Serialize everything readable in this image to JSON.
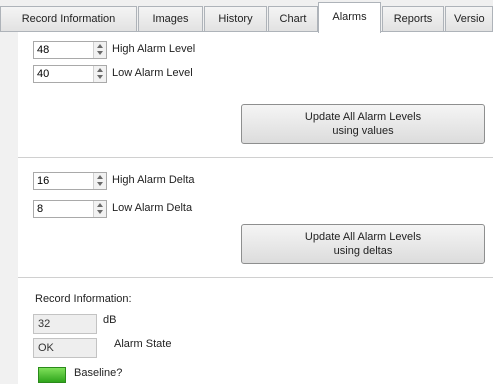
{
  "tabs": [
    {
      "label": "Record Information",
      "active": false
    },
    {
      "label": "Images",
      "active": false
    },
    {
      "label": "History",
      "active": false
    },
    {
      "label": "Chart",
      "active": false
    },
    {
      "label": "Alarms",
      "active": true
    },
    {
      "label": "Reports",
      "active": false
    },
    {
      "label": "Versio",
      "active": false
    }
  ],
  "levels": {
    "high_value": "48",
    "high_label": "High Alarm Level",
    "low_value": "40",
    "low_label": "Low Alarm Level",
    "update_button_line1": "Update All Alarm Levels",
    "update_button_line2": "using values"
  },
  "deltas": {
    "high_value": "16",
    "high_label": "High Alarm Delta",
    "low_value": "8",
    "low_label": "Low Alarm Delta",
    "update_button_line1": "Update All Alarm Levels",
    "update_button_line2": "using deltas"
  },
  "record_info": {
    "heading": "Record Information:",
    "reading_value": "32",
    "reading_unit": "dB",
    "state_value": "OK",
    "state_label": "Alarm State",
    "baseline_label": "Baseline?",
    "baseline_color": "#3bb526"
  }
}
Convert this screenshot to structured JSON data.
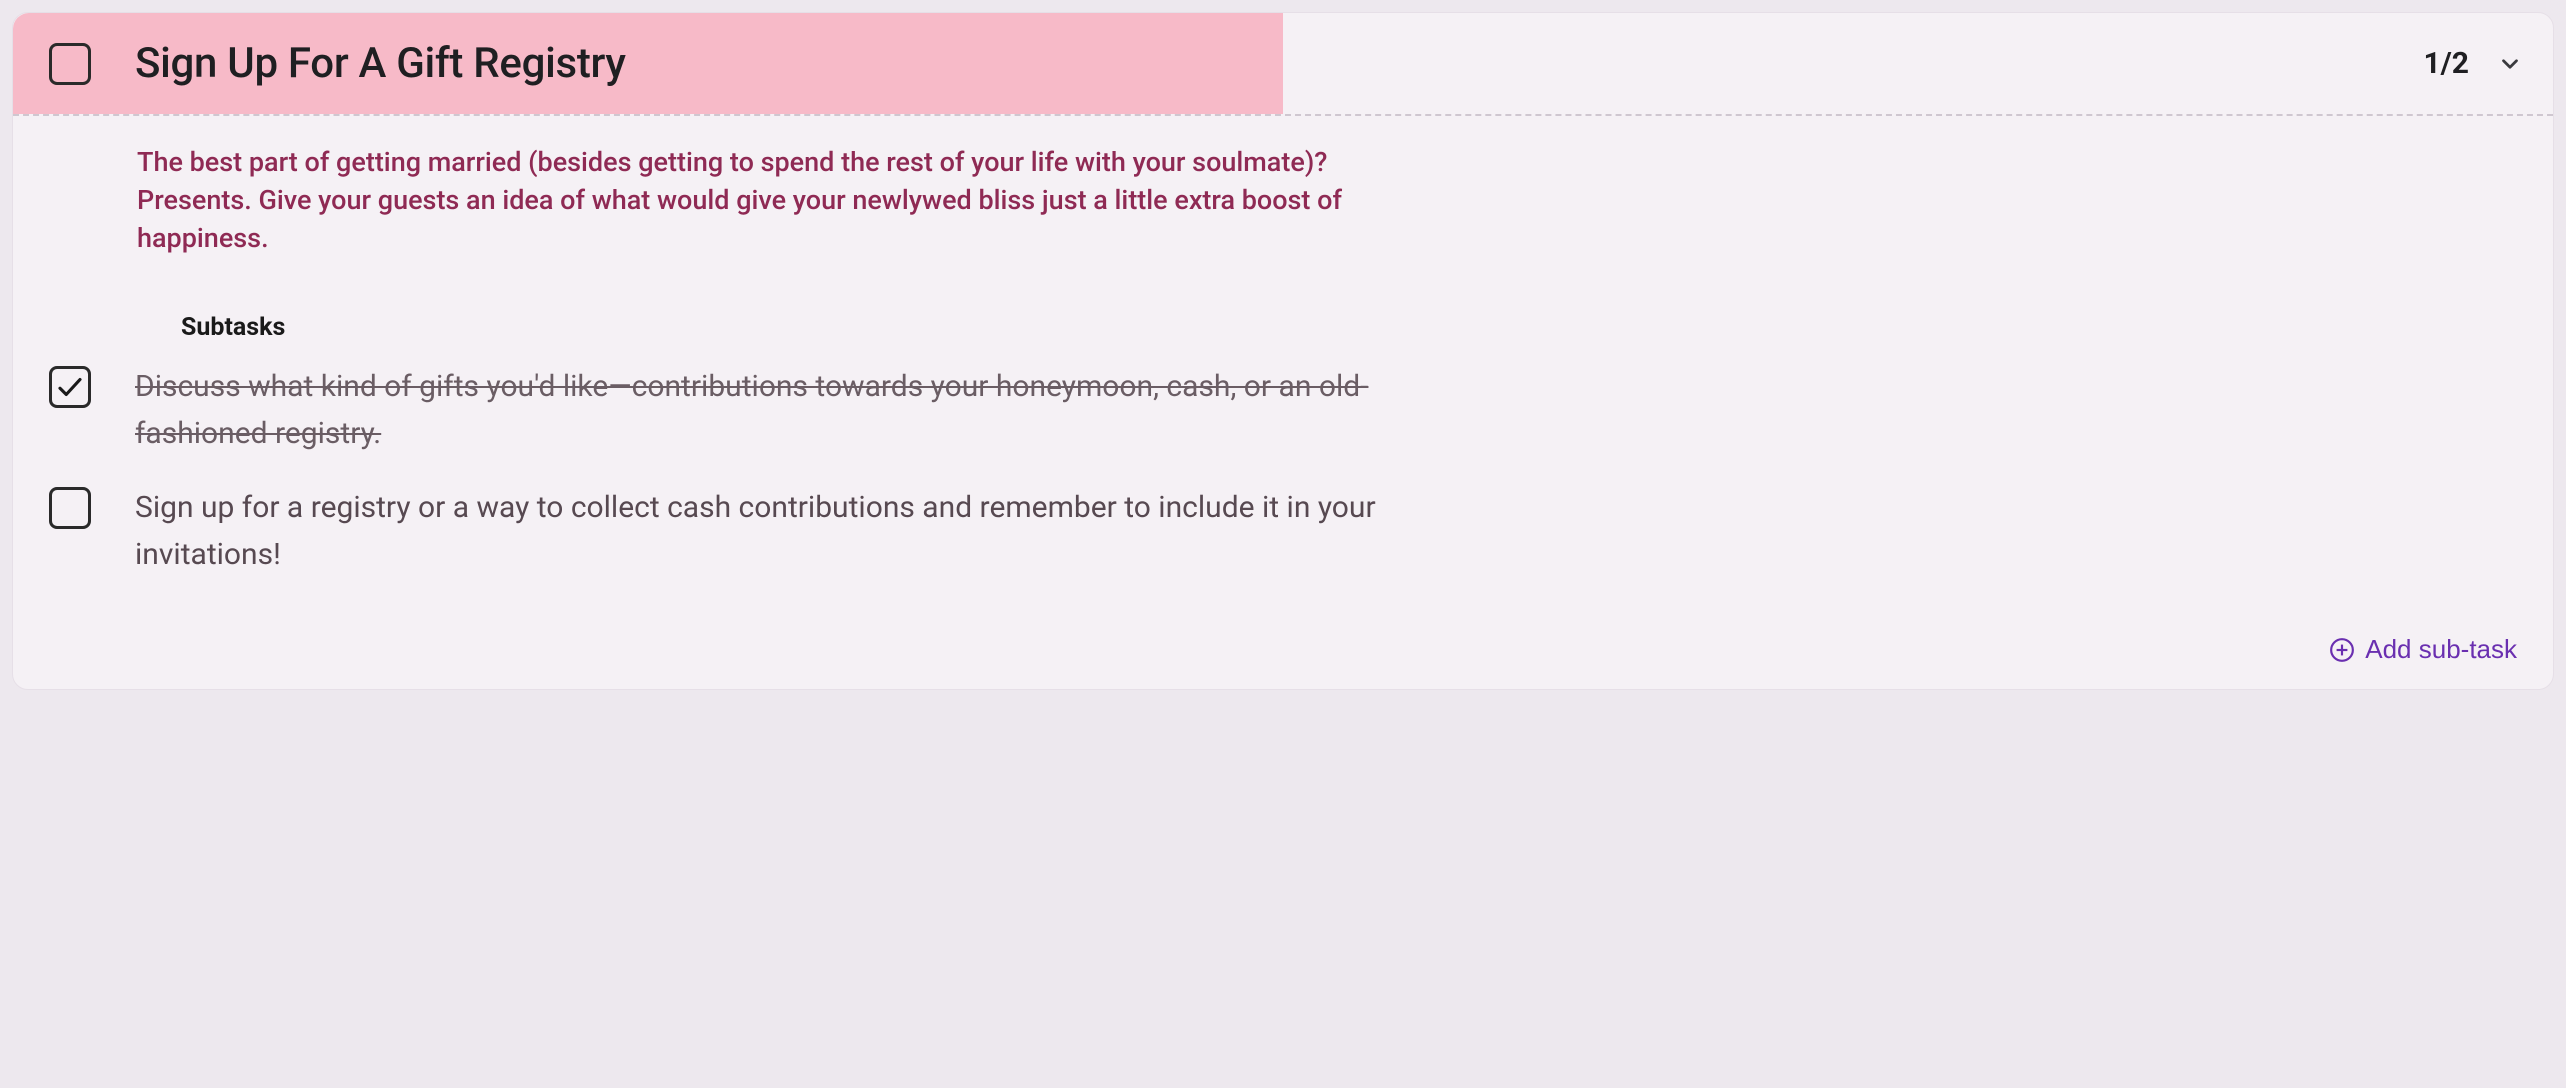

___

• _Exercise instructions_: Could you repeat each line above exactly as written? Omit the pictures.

• _Reply_:
Serialize everything readable in this image to JSON.
{
  "tabs": [
    {
      "label": "Record Information",
      "active": false
    },
    {
      "label": "Images",
      "active": false
    },
    {
      "label": "History",
      "active": false
    },
    {
      "label": "Chart",
      "active": false
    },
    {
      "label": "Alarms",
      "active": true
    },
    {
      "label": "Reports",
      "active": false
    },
    {
      "label": "Versio",
      "active": false
    }
  ],
  "levels": {
    "high_value": "48",
    "high_label": "High Alarm Level",
    "low_value": "40",
    "low_label": "Low Alarm Level",
    "update_button_line1": "Update All Alarm Levels",
    "update_button_line2": "using values"
  },
  "deltas": {
    "high_value": "16",
    "high_label": "High Alarm Delta",
    "low_value": "8",
    "low_label": "Low Alarm Delta",
    "update_button_line1": "Update All Alarm Levels",
    "update_button_line2": "using deltas"
  },
  "record_info": {
    "heading": "Record Information:",
    "reading_value": "32",
    "reading_unit": "dB",
    "state_value": "OK",
    "state_label": "Alarm State",
    "baseline_label": "Baseline?",
    "baseline_color": "#3bb526"
  }
}
Convert this screenshot to structured JSON data.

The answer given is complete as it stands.